VIX as a trading indicator: Since the VIX is a measure of dispersion and has a reversal to the mean property, all the standard technical indicators like RSI, Bollinger Bands etc can be used as identifiers for trade entry points. Since we do not have derivatives on the VIX in India yet, these technicals can give entry points into the underlying (i.e. NIFTY) by inverting the logic (buy for VIX would be a sell for NIFTY) due to the high -ive correlation between NIFTY and VIX. There have been studies which point out that the 2 period RSI on the VIX gives a very good trading signal. If the RSI (2) of the VIX >90, then buy the underlying and if RSI (2) < 30, then sell the underlying. Underlying = NIFTY in our case. I do not have any ready charting software at hand, so I will have to painstakingly generate the RSI values in a spreadsheet if I have to test and see how this really could have played out on historical data.

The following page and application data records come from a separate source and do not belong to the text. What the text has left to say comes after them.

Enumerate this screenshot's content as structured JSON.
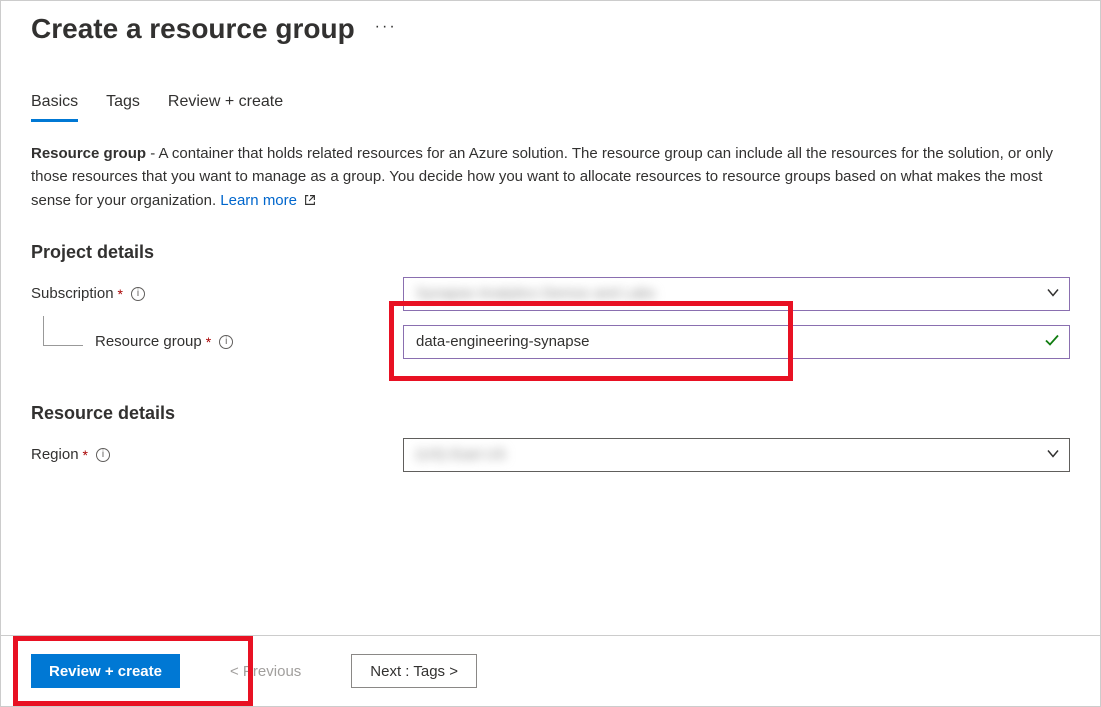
{
  "header": {
    "title": "Create a resource group",
    "ellipsis": "···"
  },
  "tabs": [
    {
      "label": "Basics",
      "active": true
    },
    {
      "label": "Tags",
      "active": false
    },
    {
      "label": "Review + create",
      "active": false
    }
  ],
  "description": {
    "bold": "Resource group",
    "text": " - A container that holds related resources for an Azure solution. The resource group can include all the resources for the solution, or only those resources that you want to manage as a group. You decide how you want to allocate resources to resource groups based on what makes the most sense for your organization. ",
    "link": "Learn more"
  },
  "sections": {
    "project": {
      "title": "Project details",
      "subscription_label": "Subscription",
      "subscription_value": "Synapse Analytics Demos and Labs",
      "rg_label": "Resource group",
      "rg_value": "data-engineering-synapse"
    },
    "resource": {
      "title": "Resource details",
      "region_label": "Region",
      "region_value": "(US) East US"
    }
  },
  "footer": {
    "review": "Review + create",
    "previous": "< Previous",
    "next": "Next : Tags >"
  }
}
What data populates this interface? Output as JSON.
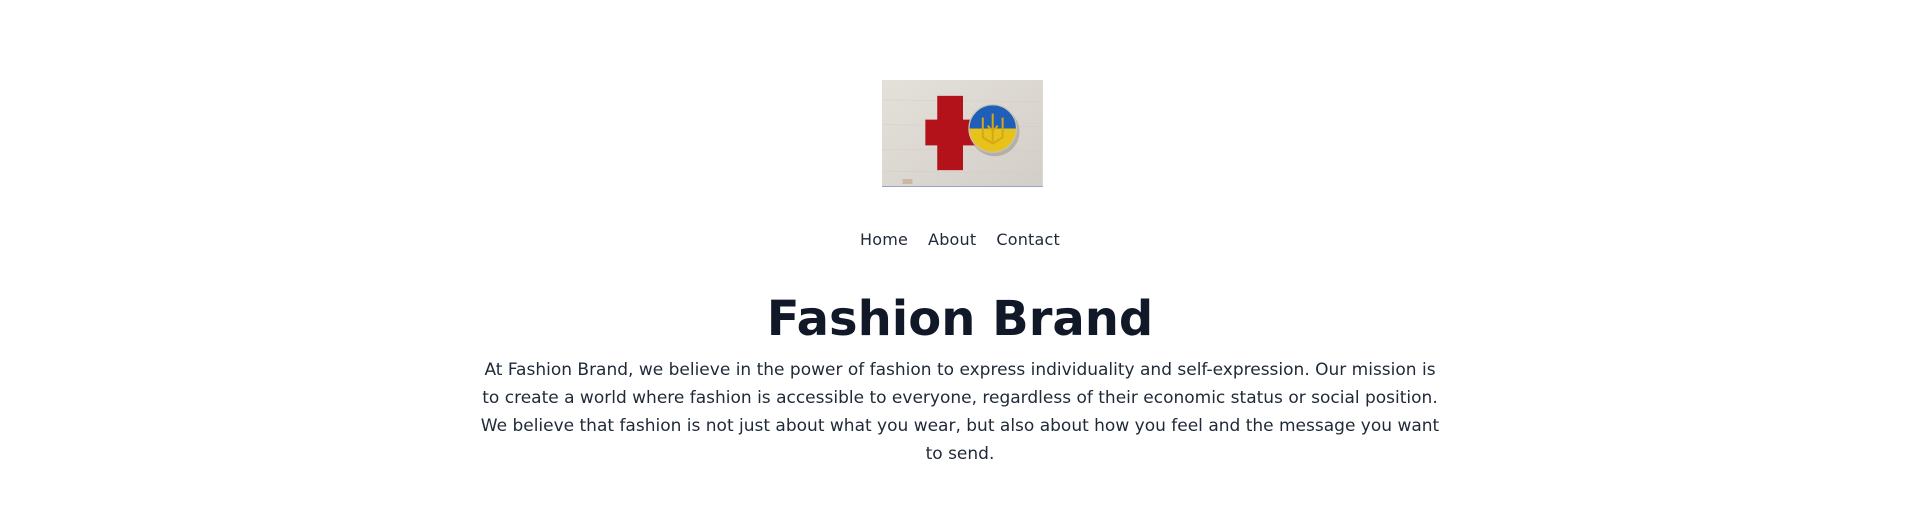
{
  "hero": {
    "icon": "red-cross-ukraine-badge-icon",
    "colors": {
      "cross": "#b3121a",
      "badge_blue": "#1f5fb8",
      "badge_yellow": "#e6c21a",
      "fabric": "#dedad4"
    }
  },
  "nav": {
    "items": [
      {
        "label": "Home"
      },
      {
        "label": "About"
      },
      {
        "label": "Contact"
      }
    ]
  },
  "main": {
    "title": "Fashion Brand",
    "mission": "At Fashion Brand, we believe in the power of fashion to express individuality and self-expression. Our mission is to create a world where fashion is accessible to everyone, regardless of their economic status or social position. We believe that fashion is not just about what you wear, but also about how you feel and the message you want to send."
  }
}
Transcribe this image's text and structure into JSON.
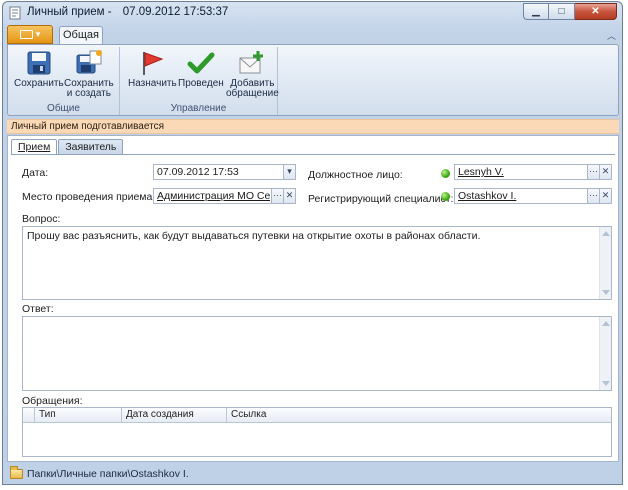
{
  "window": {
    "title": "Личный прием -",
    "datetime": "07.09.2012 17:53:37",
    "minimize_label": "▁",
    "maximize_label": "□",
    "close_label": "✕"
  },
  "ribbon": {
    "tab_label": "Общая",
    "groups": [
      {
        "title": "Общие",
        "buttons": [
          {
            "label": "Сохранить",
            "icon": "save-icon"
          },
          {
            "label": "Сохранить\nи создать",
            "icon": "save-and-create-icon"
          }
        ]
      },
      {
        "title": "Управление",
        "buttons": [
          {
            "label": "Назначить",
            "icon": "red-flag-icon"
          },
          {
            "label": "Проведен",
            "icon": "green-check-icon"
          },
          {
            "label": "Добавить\nобращение",
            "icon": "add-envelope-icon"
          }
        ]
      }
    ]
  },
  "status": "Личный прием подготавливается",
  "tabs": [
    "Прием",
    "Заявитель"
  ],
  "form": {
    "date_label": "Дата:",
    "date_value": "07.09.2012 17:53",
    "place_label": "Место проведения приема:",
    "place_value": "Администрация МО Сертолов",
    "official_label": "Должностное лицо:",
    "official_value": "Lesnyh V.",
    "registrar_label": "Регистрирующий специалист:",
    "registrar_value": "Ostashkov I.",
    "question_label": "Вопрос:",
    "question_text": "Прошу вас разъяснить, как будут выдаваться путевки на открытие охоты в районах области.",
    "answer_label": "Ответ:",
    "answer_text": "",
    "appeals_label": "Обращения:",
    "appeals_columns": [
      "Тип",
      "Дата создания",
      "Ссылка"
    ]
  },
  "footer": {
    "path": "Папки\\Личные папки\\Ostashkov I."
  }
}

Maybe fodder for a future post… 

NIFTY Volatility Index (Part 1)

The volatility index measures the market’s expectation of near term volatility. A low value of VIX accordingly implies that the market believes that prices will fluctuate very less from its current levels. This would typically be associated with low volumes – see chart on right, it shows a correlation of +0.72 between NIFTY volumes and VIX. Now, correlation is obviously not causality, and accordingly a lack of trading volumes does not by itself cause depressed VIX values. On the other hand, VIX is negatively correlated to the market, a high value (of the VIX) indicating loads of nervousness (option writers demanding high premiums due to the uncertainty in prevailing underlying prices) while a low VIX value signifying low levels of nervousness and higher confidence in the sustenance of the market levels (options writers will not find takers if they charge more for the options they write, so the premiums will be lower in a market with low volatility). A similar conjecture can be made by looking at the put/call ratio as well – low indicating range-bound or slowly rising market in the near term.

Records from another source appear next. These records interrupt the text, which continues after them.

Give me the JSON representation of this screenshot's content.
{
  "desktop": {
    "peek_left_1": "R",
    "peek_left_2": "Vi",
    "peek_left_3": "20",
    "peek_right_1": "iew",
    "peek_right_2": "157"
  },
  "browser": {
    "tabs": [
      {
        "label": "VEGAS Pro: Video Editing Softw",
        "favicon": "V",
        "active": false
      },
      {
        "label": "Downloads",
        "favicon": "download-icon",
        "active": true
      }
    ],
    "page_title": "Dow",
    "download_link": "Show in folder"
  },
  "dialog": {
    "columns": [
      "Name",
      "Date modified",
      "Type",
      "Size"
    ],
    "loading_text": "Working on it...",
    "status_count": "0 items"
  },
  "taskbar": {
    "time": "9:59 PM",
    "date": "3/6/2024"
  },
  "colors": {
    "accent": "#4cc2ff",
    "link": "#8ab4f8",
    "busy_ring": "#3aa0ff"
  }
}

One point is important to note re the inverse correlation with the market. The table on the right shows average correlations for different time periods of observation. I downloaded VIX values from 2Mar09 till date and correlated them with corresponding NIFTY values in windows of 5, 20, 40, 60, 90… trading sessions. The table on the right shows the average correlations I got. Assumming 5 x 52 ~ 250 trading sessions in a year, this points to an average correlation of -0.63 to -0.64 over a year. In the second part of my post on VIX, I’ll try to study the actual movements of VIX over the past years and any trading opportunities that may have come about in the past.

Click here to get a white paper explaining the calculation methodology. A summary is here. Since herd behaviour like greed and fear can be deduced from VIX values, it is logical to assume that greed will chase fear and vice versa. VIX therefore has a mean reversal property making it a very useful tool for short term traders. Given the high volatility in Indian stock markets, VIX was long overdue. The CBOE (Chicago Board Options Exchange) had launched its VIX as far back as 1993. It finally came to us in April 2008 when NSE launched it, expectedly basing it on the option prices of the stocks that make up the NIFTY. There is not much noise about the VIX in mainstream financial media in India yet. Is it because it is relatively new on the scene? Or maybe it might be a bit too nerdy for most people to understand. But so are options. How many of the people who trade options really understand the math behind option prices?

%d bloggers like this: